The task:
Gather every line of the entries that includes the word "Atualiza".

Data about app and page elements:
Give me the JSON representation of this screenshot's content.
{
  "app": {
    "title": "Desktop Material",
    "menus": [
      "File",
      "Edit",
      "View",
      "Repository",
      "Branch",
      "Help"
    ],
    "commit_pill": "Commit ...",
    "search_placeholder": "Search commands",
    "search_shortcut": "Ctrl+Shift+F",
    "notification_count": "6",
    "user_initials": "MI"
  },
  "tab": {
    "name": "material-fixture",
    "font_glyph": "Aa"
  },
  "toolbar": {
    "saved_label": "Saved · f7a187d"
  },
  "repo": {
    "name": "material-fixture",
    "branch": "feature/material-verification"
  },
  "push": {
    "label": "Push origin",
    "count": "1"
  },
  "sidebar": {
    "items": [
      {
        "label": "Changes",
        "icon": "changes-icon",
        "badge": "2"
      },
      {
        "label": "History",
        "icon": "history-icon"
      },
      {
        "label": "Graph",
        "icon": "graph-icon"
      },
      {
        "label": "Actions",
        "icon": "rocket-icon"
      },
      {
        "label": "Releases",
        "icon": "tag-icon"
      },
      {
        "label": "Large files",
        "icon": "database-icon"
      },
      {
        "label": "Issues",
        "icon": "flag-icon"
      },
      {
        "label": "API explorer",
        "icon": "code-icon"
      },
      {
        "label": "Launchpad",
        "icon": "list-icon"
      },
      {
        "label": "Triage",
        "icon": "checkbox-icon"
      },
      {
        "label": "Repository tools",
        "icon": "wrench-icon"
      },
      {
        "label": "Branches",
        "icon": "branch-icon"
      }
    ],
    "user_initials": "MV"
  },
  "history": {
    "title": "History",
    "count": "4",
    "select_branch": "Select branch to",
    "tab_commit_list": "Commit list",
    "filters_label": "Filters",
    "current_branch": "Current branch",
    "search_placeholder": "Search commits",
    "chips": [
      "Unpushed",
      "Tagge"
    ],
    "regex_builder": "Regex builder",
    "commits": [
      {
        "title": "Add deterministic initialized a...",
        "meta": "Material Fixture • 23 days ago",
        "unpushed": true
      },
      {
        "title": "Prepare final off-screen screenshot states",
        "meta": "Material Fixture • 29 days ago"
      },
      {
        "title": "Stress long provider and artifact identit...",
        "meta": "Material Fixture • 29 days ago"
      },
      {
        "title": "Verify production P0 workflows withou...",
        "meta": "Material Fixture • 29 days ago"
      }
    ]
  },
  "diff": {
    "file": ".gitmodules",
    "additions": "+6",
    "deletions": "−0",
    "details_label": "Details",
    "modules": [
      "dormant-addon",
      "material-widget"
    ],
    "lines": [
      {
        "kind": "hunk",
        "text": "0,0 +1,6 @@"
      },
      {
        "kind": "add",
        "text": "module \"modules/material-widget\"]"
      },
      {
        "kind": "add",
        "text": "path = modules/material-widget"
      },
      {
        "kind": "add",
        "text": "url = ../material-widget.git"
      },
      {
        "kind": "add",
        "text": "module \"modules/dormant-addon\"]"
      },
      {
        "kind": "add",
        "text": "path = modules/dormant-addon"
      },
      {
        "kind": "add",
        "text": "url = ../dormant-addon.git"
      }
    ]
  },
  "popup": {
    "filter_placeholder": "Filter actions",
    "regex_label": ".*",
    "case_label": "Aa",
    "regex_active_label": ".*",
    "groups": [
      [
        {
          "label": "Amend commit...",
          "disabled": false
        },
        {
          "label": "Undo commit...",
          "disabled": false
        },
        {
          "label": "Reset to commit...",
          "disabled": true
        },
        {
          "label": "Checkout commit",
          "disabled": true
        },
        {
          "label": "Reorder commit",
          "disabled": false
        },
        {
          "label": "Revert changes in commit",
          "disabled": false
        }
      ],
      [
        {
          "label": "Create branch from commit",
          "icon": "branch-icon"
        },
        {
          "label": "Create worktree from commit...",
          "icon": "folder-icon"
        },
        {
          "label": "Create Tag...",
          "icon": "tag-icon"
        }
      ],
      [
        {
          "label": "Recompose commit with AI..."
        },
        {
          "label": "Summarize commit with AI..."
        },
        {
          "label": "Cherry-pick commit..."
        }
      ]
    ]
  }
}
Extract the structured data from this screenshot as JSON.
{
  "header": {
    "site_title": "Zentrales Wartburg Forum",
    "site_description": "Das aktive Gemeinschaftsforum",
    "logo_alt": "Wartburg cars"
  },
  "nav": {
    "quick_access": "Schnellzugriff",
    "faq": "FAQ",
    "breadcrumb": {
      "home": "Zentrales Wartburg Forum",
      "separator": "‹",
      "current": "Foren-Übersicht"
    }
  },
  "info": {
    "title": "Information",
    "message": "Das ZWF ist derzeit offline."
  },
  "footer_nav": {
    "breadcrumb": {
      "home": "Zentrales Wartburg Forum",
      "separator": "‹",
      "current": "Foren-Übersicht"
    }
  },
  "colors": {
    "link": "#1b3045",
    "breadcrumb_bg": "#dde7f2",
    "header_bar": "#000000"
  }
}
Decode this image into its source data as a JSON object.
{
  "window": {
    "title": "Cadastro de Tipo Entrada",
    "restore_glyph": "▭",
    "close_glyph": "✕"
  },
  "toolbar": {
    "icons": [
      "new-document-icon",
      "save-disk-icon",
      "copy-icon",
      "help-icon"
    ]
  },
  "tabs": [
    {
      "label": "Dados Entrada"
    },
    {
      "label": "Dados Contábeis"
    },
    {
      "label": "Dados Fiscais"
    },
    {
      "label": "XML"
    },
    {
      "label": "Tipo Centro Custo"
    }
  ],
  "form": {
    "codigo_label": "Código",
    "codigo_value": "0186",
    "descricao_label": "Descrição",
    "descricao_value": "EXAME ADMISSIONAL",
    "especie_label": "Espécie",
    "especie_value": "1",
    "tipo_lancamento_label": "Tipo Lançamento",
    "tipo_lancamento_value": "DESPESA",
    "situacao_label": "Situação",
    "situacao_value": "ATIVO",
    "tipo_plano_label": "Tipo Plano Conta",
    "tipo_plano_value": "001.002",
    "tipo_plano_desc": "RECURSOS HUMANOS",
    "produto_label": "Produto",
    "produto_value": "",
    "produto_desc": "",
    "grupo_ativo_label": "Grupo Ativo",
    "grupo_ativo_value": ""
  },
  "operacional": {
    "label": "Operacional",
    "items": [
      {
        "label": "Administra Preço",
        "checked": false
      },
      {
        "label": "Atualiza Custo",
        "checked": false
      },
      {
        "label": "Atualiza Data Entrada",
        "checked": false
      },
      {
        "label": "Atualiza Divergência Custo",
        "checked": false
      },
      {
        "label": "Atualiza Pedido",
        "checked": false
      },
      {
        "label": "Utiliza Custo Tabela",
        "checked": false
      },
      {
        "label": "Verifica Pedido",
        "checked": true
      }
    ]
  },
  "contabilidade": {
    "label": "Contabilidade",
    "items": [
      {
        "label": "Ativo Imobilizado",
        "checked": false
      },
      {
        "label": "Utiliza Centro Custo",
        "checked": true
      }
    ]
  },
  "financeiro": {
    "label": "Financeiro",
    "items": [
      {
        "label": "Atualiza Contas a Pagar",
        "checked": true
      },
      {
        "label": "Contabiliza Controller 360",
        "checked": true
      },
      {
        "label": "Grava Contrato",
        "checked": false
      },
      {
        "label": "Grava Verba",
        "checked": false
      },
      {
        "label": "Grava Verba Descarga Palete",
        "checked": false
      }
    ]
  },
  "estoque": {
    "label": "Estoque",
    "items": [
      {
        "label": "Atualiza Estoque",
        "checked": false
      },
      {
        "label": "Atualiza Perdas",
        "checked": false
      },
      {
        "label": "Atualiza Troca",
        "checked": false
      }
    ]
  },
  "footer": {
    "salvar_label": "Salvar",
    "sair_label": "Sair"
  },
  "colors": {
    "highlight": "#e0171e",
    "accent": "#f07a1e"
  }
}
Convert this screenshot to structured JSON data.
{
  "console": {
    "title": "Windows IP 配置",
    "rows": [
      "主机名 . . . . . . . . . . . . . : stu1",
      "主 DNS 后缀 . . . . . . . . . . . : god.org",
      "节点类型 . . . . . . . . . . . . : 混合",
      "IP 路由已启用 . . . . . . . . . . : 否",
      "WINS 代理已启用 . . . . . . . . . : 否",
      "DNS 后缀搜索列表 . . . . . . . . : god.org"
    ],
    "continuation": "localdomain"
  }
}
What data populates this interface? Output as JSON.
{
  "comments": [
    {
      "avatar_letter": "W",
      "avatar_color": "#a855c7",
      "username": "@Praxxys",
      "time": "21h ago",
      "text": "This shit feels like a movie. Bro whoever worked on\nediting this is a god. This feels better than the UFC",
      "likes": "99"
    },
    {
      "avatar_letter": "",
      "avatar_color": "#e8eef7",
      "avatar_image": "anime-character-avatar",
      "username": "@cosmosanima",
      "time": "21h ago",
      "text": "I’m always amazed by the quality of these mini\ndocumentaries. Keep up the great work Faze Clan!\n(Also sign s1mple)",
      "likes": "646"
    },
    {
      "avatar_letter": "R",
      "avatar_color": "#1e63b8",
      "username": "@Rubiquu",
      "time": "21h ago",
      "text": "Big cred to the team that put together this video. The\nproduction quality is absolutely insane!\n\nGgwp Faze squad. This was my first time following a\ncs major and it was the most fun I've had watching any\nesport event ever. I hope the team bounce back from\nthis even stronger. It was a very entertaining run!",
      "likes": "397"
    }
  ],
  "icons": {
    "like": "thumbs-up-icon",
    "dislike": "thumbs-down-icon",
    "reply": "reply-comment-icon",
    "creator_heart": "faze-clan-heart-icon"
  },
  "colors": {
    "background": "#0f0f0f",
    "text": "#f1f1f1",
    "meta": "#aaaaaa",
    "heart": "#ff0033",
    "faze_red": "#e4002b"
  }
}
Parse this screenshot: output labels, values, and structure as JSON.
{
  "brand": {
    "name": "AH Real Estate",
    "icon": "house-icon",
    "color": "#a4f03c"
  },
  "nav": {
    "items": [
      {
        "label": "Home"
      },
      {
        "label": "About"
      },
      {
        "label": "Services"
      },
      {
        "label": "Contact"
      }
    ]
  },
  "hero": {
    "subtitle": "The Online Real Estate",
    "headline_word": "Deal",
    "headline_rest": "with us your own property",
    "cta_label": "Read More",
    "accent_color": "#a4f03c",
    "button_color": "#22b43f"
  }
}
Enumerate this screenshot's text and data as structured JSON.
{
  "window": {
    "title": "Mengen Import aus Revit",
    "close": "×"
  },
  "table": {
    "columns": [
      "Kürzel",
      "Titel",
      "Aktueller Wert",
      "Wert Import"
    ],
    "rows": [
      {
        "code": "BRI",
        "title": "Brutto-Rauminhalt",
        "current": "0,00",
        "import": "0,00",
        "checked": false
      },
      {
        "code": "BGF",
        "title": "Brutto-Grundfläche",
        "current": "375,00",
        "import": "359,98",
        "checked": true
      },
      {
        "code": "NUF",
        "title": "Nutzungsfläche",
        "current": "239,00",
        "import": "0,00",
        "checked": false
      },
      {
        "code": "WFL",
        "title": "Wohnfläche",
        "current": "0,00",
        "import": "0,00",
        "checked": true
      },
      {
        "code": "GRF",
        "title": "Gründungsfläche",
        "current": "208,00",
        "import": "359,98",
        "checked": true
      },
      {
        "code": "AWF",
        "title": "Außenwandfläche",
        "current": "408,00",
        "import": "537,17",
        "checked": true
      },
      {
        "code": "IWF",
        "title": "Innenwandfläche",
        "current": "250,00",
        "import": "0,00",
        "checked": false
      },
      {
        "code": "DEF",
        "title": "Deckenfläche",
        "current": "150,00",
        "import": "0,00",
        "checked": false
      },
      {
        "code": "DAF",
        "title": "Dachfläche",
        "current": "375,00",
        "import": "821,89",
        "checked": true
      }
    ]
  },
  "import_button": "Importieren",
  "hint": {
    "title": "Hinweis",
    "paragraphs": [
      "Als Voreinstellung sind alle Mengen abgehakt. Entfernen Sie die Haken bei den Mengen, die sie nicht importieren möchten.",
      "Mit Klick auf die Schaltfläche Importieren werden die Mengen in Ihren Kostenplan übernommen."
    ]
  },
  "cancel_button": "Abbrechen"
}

Answer for this exercise:
        "label": "Atualiza Custo",
        "label": "Atualiza Data Entrada",
        "label": "Atualiza Divergência Custo",
        "label": "Atualiza Pedido",
        "label": "Atualiza Contas a Pagar",
        "label": "Atualiza Estoque",
        "label": "Atualiza Perdas",
        "label": "Atualiza Troca",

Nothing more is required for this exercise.